The horrific footage of executed children lined up in a neat row in Houla prompted an immediate outcry from diplomats around the world. The U.N.’s representative to Syria led the call.
“We are at a tipping point. The Syrian people do not want the future to be one of bloodshed and division,” special envoy Kofi Annan said earlier this week. Soon, others adopted the tipping point theme as they expelled senior Syrian diplomats from their countries.
The gut wrenching images seemed to be moving the international community toward intervening in the nearly 15-month conflict. But was it really a tipping point or just one well publicized atrocity no different than many others that have taken place this past year in Syria?
“I’m not sure at all that it is a turning point,” said Elliot Abrams, a former deputy national security adviser in the George W. Bush administration. Today, Abrams is an expert on the Middle East at the Council on Foreign Relations. While the images of dead children in Houla strike an emotional chord with anyone who sees them, he says this sort of thing has probably happened before. “There are, after all, 12,000 dead. So there’s a likelihood that there are previous cases like this. But they haven’t been so well publicized.”
Nonetheless, powerful images do possess the ability to push the international community into action, even if the pictures don’t represent a significant worsening in a violent conflict. CNN’s Christiane Amanpour recalls how the broadcasting of disturbing scenes in Bosnia prompted world leaders to take decisive steps that ended the violence.
“In 1995, when a terrible massacre took place in Srebrenica, when thousands of Muslim men and boys were executed based purely on their ethnicity, and this was a genocide, this was the worst crime of such magnitude in Europe since World War II,” she said.
“After that, the United States got serious and the next trigger, which was a massacre in a market place in Sarajevo, launched NATO airstrikes against Serbian military positions.”
Two weeks later the fighting was more or less over and peace negotiations began.
After seeing images of the massacre in Houla, Amanpour said it would be unusual not to call for some sort of intervention.
“We’ve been there before. We’ve been there in Bosnia. We’ve been there in Rwanda. We’ve been there for the last several decades. And this kind of depravity, frankly - gross violation of international humanitarian law - demands under the law a response,” she said.
So far, that response has been largely diplomatic. Philip Gourevitch has written about the conflict for New Yorker magazine. While everyone seems to be calling the recent massacre a tipping point, he doesn’t believe it will lead to a military intervention.
“I don’t see any scenario whereby that’s desirable, credible or likely to happen at this moment,” she said.
Gourevitch believes there’s a danger in allowing emotions to be a driving force behind policy toward Syria. “These images, these appeals to conscience, these tremendous shocks to our system and to our idea of what we would like the world to be like, they’re pictures of symptoms,” he said.

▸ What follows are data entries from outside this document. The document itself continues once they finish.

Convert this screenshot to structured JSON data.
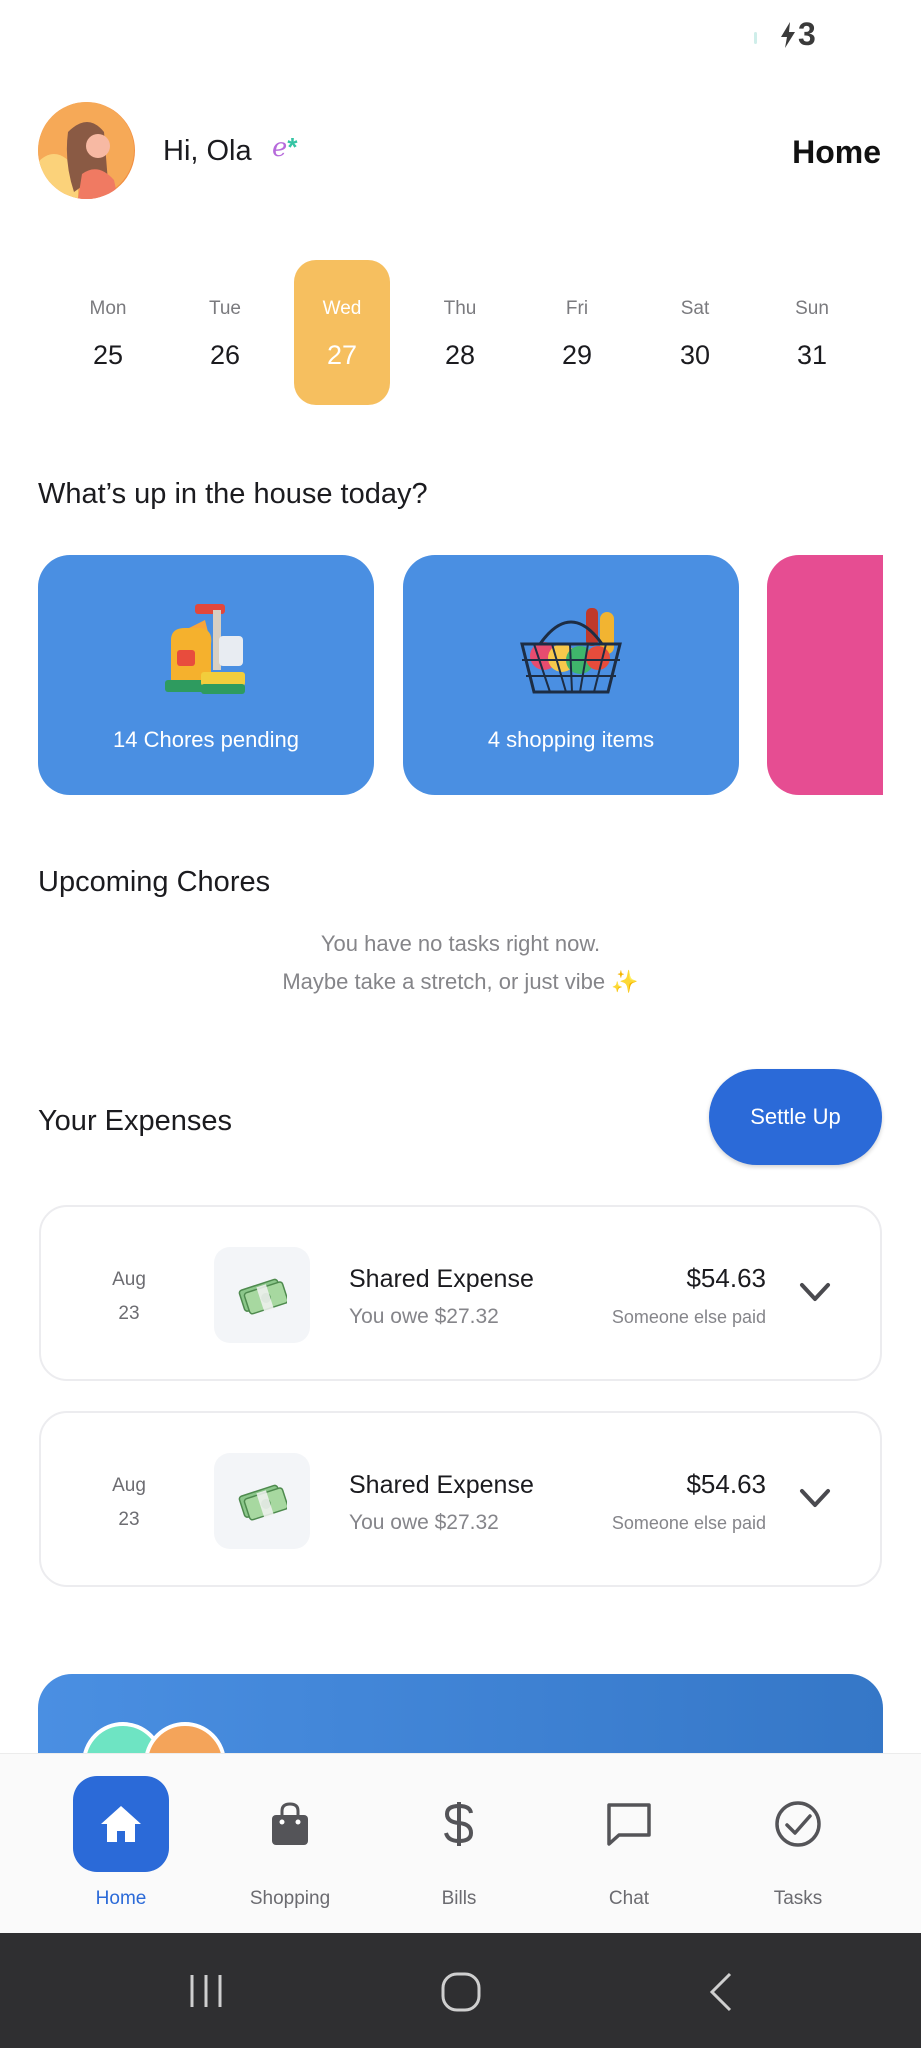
{
  "status": {
    "battery_text": "3"
  },
  "header": {
    "greeting": "Hi, Ola",
    "title": "Home"
  },
  "week": [
    {
      "name": "Mon",
      "date": "25",
      "active": false
    },
    {
      "name": "Tue",
      "date": "26",
      "active": false
    },
    {
      "name": "Wed",
      "date": "27",
      "active": true
    },
    {
      "name": "Thu",
      "date": "28",
      "active": false
    },
    {
      "name": "Fri",
      "date": "29",
      "active": false
    },
    {
      "name": "Sat",
      "date": "30",
      "active": false
    },
    {
      "name": "Sun",
      "date": "31",
      "active": false
    }
  ],
  "today": {
    "title": "What’s up in the house today?",
    "cards": [
      {
        "label": "14 Chores pending",
        "icon": "cleaning-supplies-icon",
        "color": "#4a8fe2"
      },
      {
        "label": "4 shopping items",
        "icon": "shopping-basket-icon",
        "color": "#4a8fe2"
      },
      {
        "label": "",
        "icon": "",
        "color": "#e64d92"
      }
    ]
  },
  "chores": {
    "title": "Upcoming Chores",
    "empty_line1": "You have no tasks right now.",
    "empty_line2": "Maybe take a stretch, or just vibe ✨"
  },
  "expenses": {
    "title": "Your Expenses",
    "settle_label": "Settle Up",
    "items": [
      {
        "month": "Aug",
        "day": "23",
        "icon": "money-icon",
        "name": "Shared Expense",
        "owe": "You owe $27.32",
        "amount": "$54.63",
        "payer": "Someone else paid"
      },
      {
        "month": "Aug",
        "day": "23",
        "icon": "money-icon",
        "name": "Shared Expense",
        "owe": "You owe $27.32",
        "amount": "$54.63",
        "payer": "Someone else paid"
      }
    ]
  },
  "nav": {
    "items": [
      {
        "label": "Home",
        "icon": "home-icon",
        "active": true
      },
      {
        "label": "Shopping",
        "icon": "shopping-bag-icon",
        "active": false
      },
      {
        "label": "Bills",
        "icon": "dollar-icon",
        "active": false
      },
      {
        "label": "Chat",
        "icon": "chat-icon",
        "active": false
      },
      {
        "label": "Tasks",
        "icon": "check-circle-icon",
        "active": false
      }
    ]
  },
  "colors": {
    "accent": "#2b6ad8",
    "card_blue": "#4a8fe2",
    "card_pink": "#e64d92",
    "day_active": "#f6bf5f"
  }
}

Gourevitch thinks those symptoms can’t be addressed without some sort of idea of what the political solution would be. So far, no viable one seems to be taking hold. “Even the most strenuous voices advocating some kind of armed, forceful intervention to stop the killing, none of them can propose what they’d like to see on the other side of Assad,” he said.

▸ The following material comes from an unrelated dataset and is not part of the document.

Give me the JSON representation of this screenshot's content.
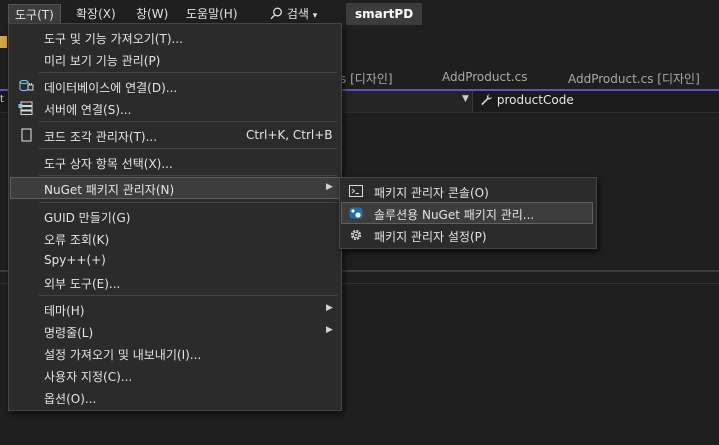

While diplomats continue to talk about this being a tipping point in the crisis in Syria, there’s the possibility that it will continue on without any intervention for some time. A prolonged conflict increases the possibility of more Houla-like massacres in the future.